    9.2 Simple Signals

    Similar to the traffic lights, only the "PUBLIC" variable signalroute_active: boolean; must be included. If everything is linked correctly and the route is inserted, this variable becomes "true", otherwise it is "false". However, only simple signals can be realized with this variable.
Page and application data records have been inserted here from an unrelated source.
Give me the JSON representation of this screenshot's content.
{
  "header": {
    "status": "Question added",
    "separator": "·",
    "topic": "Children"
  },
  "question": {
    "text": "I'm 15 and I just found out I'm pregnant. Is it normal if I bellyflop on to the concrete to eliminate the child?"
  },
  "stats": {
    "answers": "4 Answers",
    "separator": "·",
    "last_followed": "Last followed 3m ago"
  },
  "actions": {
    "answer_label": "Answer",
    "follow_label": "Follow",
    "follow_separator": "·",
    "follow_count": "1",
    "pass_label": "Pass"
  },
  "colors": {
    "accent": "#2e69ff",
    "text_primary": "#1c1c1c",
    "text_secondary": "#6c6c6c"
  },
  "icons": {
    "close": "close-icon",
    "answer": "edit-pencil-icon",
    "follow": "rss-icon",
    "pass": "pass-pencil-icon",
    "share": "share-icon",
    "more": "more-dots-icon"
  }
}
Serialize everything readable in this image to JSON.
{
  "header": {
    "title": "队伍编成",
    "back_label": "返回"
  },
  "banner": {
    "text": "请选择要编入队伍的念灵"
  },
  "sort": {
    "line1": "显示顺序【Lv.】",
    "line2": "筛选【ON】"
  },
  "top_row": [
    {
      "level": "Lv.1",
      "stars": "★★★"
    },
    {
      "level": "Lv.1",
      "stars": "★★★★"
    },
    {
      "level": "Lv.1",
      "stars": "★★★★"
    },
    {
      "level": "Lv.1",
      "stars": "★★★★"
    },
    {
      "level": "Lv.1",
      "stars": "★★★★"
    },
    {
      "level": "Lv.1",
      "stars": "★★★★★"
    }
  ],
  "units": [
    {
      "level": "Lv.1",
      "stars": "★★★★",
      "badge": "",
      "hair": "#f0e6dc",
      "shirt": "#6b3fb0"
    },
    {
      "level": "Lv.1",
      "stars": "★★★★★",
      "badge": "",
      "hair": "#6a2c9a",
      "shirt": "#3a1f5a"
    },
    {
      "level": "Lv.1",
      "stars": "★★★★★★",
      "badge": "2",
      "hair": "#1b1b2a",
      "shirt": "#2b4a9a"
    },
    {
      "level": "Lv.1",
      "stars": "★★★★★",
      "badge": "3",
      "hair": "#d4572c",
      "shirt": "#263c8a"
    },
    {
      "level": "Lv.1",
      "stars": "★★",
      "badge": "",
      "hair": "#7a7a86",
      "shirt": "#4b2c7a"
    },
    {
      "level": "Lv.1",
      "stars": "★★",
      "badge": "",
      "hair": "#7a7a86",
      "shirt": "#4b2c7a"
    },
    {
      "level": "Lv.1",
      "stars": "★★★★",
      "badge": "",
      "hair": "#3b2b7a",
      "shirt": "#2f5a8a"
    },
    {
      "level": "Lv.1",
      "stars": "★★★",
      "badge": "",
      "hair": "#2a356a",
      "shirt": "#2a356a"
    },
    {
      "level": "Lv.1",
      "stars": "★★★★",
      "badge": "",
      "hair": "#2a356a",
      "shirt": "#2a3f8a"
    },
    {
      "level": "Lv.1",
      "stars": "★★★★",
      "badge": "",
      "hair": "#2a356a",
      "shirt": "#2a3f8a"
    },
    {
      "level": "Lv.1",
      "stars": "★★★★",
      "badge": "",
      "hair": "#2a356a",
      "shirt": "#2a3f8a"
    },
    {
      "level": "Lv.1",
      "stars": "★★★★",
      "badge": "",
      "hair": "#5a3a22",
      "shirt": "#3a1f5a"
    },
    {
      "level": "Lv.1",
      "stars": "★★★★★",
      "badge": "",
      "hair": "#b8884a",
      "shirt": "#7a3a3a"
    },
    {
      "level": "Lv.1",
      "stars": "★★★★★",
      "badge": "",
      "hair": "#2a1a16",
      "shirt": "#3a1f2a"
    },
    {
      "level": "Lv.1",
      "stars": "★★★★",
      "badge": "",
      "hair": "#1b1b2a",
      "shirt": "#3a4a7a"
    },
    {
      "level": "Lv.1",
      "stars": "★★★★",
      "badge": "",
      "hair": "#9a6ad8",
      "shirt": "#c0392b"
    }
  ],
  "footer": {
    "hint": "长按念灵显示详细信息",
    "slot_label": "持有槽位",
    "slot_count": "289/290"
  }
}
Complex signals will be added later! ;-)

    Complex Signals

    Also with complex signals, the data is transferred via a "PUBLIC" variable, namely signalstate: integer;. Attention: In contrast to simple signals, this is an integer variable!

    The signal terms are now entered bit by bit in this variable during operation - see also Bit flags explained . If the signal has e.g. the terms Hp1, Hp2, Hp3 and Hp4, then the value of the variable signalstate will take the following values:

    • 1, if only the Hp1 conditions apply
    • 2, if only the Hp2 conditions apply
    • 4, if only the Hp3 conditions apply or
    • 8, if only the Hp4 conditions apply.

    If several conditions apply at the same time, then these values are simply added together.

    You can then disassemble the conditions as follows:

    • if (signalstate and 1) <> 0, then the Hp1 condition is fulfilled
    • if (signalstate and 2) <> 0, then the Hp2 condition is fulfilled
    • if (signalstate and 4) <> 0, then the Hp3 condition is fulfilled
    • if (signalstate and 8) <> 0, then the Hp4 condition is fulfilled

    It is more complex, but still problem-free, when additional indicators are used.

    Example: A Hp4 only capable subway signal with track number display. The signal terms would then be:

    • Hp4
    • Track 1
    • Track 2
    • Track 3
    • Track 4
    • Track 5
    • Track 6
    • Track 7
    • Track 8
    • Track 9

    Assume that there are three routes A, B and C leading to track 3, 4 and 7.

    Then in the MapEditor in the signal configuration all three routes are assigned to the signal term Hp4, to the signal terms track 3, track 4 and track 7 only the routes A, B and C, and to the remaining signal terms no routes are assigned at all.

    According to the above formula, the variable signalstate will then take the following values:

    • Route A: Hp4+Track 3, i.e. 1 + 8 = 9
    • Route B: Hp4+Track 4, i.e. 1 + 16 = 17
    • Route C: Hp4+Track 7, i.e. 1 + 128 = 129

    In the signal script the signal terms can then be taken apart again with the above "and-formulas":

    If (signalstate and 1) <> 0, then the signal should go to Hp4, otherwise to Hp0. Only if it shows Hp4, then it should check the remaining values in signalstate and then derive accordingly how it should display the respective track numbers.

    9.3 Request By Scenery Object

    Scripts in scenery objects can request or resolve routes, so that e.g. corresponding key switches at traffic lights etc. can be implemented.

    The following procedures are available for this purpose:

    • procedure SRT_Request(self: integer; districtID, routeID: integer) requests a route, but this route is then only inserted if the conditions for this are given (e.g. no blockage by other routes or occupied tracks).
    • procedure SRT_Deactivate(self: integer; districtID, routeID: integer) dissolves one or all routes, regardless of whether there are still trains on the track sections assigned to the route(s). To resolve all routes of the route district, routeID must be set to -1.

    The identification is done via the IDs of the route districts and the routes, here marked in yellow:

    To ensure that a scenery object can be used universally, start variables should be used for all IDs so that they can be set to concrete values in the MapEditor.

    If, on the other hand, the IDs in the scenery object are hard-coded to fixed values, the scenery object can only be used on a specific routes on a specific map.